According to Check Point, the first three months of this year saw a significant number of cyber-attacks to Kenyans businesses and individuals, emanating from China. Most of these attacks were targeting mobile devices – particularly smartphones – that are increasingly becoming the go-to device for digital and online content consumption among users.
While the report shows China to be the leading sources of cyber-attacks in Kenya, the report also pointed out the United States and Germany cyber-attacks targeting Kenya. It appears that the world’s greatest economies and powerhouses for technology are also doubling up as breeding grounds for hackers targeting the emerging economies.
Michael Tumusiime, a security engineer at Check Point, says that while the data shows most of these cyber-attacks emanating from China. It could be that cyber attackers are finding China the convenient country to dupe people into believing they are operating from.
They could very well be operating from within your organization in Kenya, but tricking you into thinking they are attacking from China. As it plays well into China’s government strict regulation of information flow from the country to the outside world.
Tumusiime explains, “It could be someone next door. You know how difficult it is to get information from China’s authorities. So it helps criminals to say that they are in China.”
Nonetheless, the level of cyber-attacks has increased in Kenya and Africa in general. A lot of these attacks are targeting mobile devices, as smartphones use becomes widespread in the market and people using them as their choice device for consuming digital information and carry out online transactions. Most people are less inclined to install anti-virus and anti-malware on their mobile devices compared to the conventional PCs

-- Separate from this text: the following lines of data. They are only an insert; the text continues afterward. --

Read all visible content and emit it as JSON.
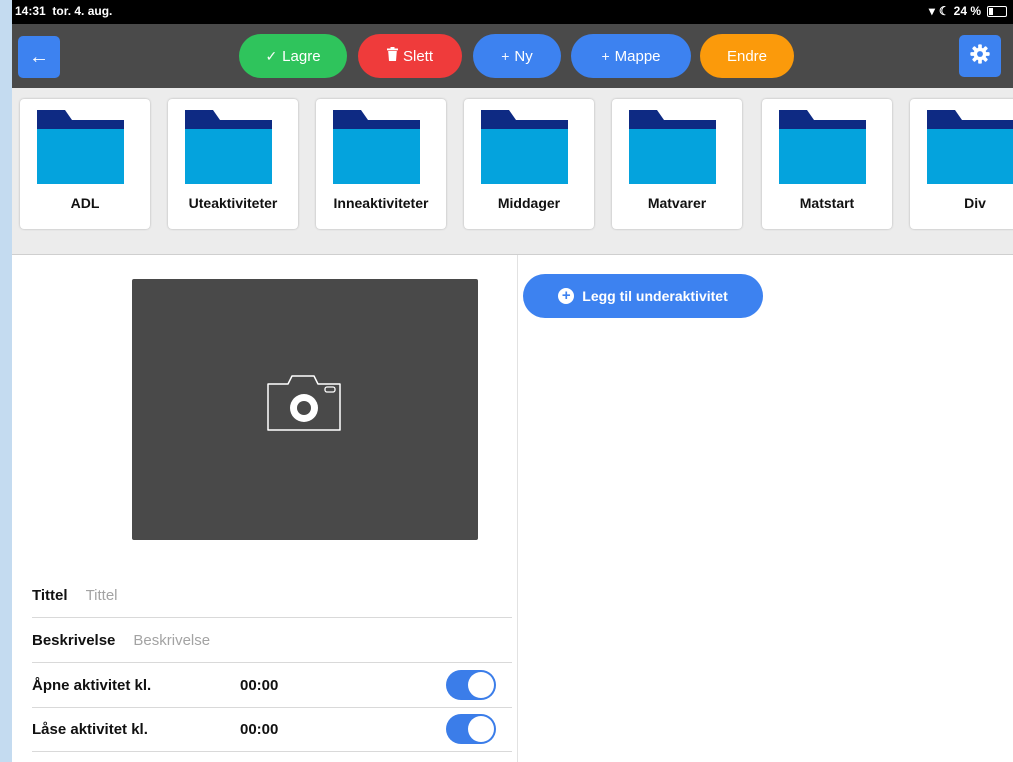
{
  "status_bar": {
    "time": "14:31",
    "date": "tor. 4. aug.",
    "battery": "24 %",
    "battery_level": 0.24
  },
  "toolbar": {
    "back_icon": "arrow-left-icon",
    "buttons": [
      {
        "label": "Lagre",
        "icon": "✓",
        "color": "#2fc45c"
      },
      {
        "label": "Slett",
        "icon": "trash",
        "color": "#ef3b3b"
      },
      {
        "label": "Ny",
        "icon": "+",
        "color": "#3d82f0"
      },
      {
        "label": "Mappe",
        "icon": "+",
        "color": "#3d82f0"
      },
      {
        "label": "Endre",
        "icon": "",
        "color": "#fb9a0b"
      }
    ],
    "settings_icon": "gear-icon"
  },
  "folders": [
    {
      "label": "ADL"
    },
    {
      "label": "Uteaktiviteter"
    },
    {
      "label": "Inneaktiviteter"
    },
    {
      "label": "Middager"
    },
    {
      "label": "Matvarer"
    },
    {
      "label": "Matstart"
    },
    {
      "label": "Div"
    }
  ],
  "folder_colors": {
    "body": "#04a3dd",
    "tab": "#0e2a83"
  },
  "form": {
    "title_label": "Tittel",
    "title_placeholder": "Tittel",
    "title_value": "",
    "description_label": "Beskrivelse",
    "description_placeholder": "Beskrivelse",
    "description_value": "",
    "open_label": "Åpne aktivitet kl.",
    "open_time": "00:00",
    "open_enabled": true,
    "lock_label": "Låse aktivitet kl.",
    "lock_time": "00:00",
    "lock_enabled": true
  },
  "add_subactivity": {
    "label": "Legg til underaktivitet"
  },
  "colors": {
    "accent_blue": "#3d82f0",
    "toolbar_bg": "#4a4a4a",
    "photo_bg": "#494949"
  }
}
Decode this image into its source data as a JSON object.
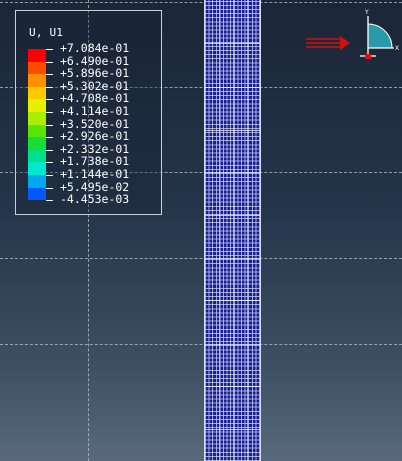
{
  "legend": {
    "title": "U, U1",
    "values": [
      "+7.084e-01",
      "+6.490e-01",
      "+5.896e-01",
      "+5.302e-01",
      "+4.708e-01",
      "+4.114e-01",
      "+3.520e-01",
      "+2.926e-01",
      "+2.332e-01",
      "+1.738e-01",
      "+1.144e-01",
      "+5.495e-02",
      "-4.453e-03"
    ],
    "colors": [
      "#ff0000",
      "#ff4a00",
      "#ff9000",
      "#ffc800",
      "#e6f000",
      "#a8f000",
      "#58e600",
      "#18dc38",
      "#00e08c",
      "#00e8d0",
      "#00a8f0",
      "#0058ff",
      "#0000e8"
    ]
  },
  "triad": {
    "y_label": "Y",
    "x_label": "X"
  },
  "colors": {
    "mesh": "#1a1f8e",
    "mesh_lines": "#c8ccff",
    "background_top": "#1b2637",
    "background_bottom": "#5a6a7c",
    "load_arrow": "#d01010"
  }
}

Tumusiime that most Kenyan firms and individuals are in a “blissful ignorance” where they cannot tell whether or not they have been victims of cyber-attacks. To address this blissful ignorance, there is a need to create awareness about cyber security, especially in mobile devices, as people tend to be less cautious about installing security software on their smartphones as they do on their PCs.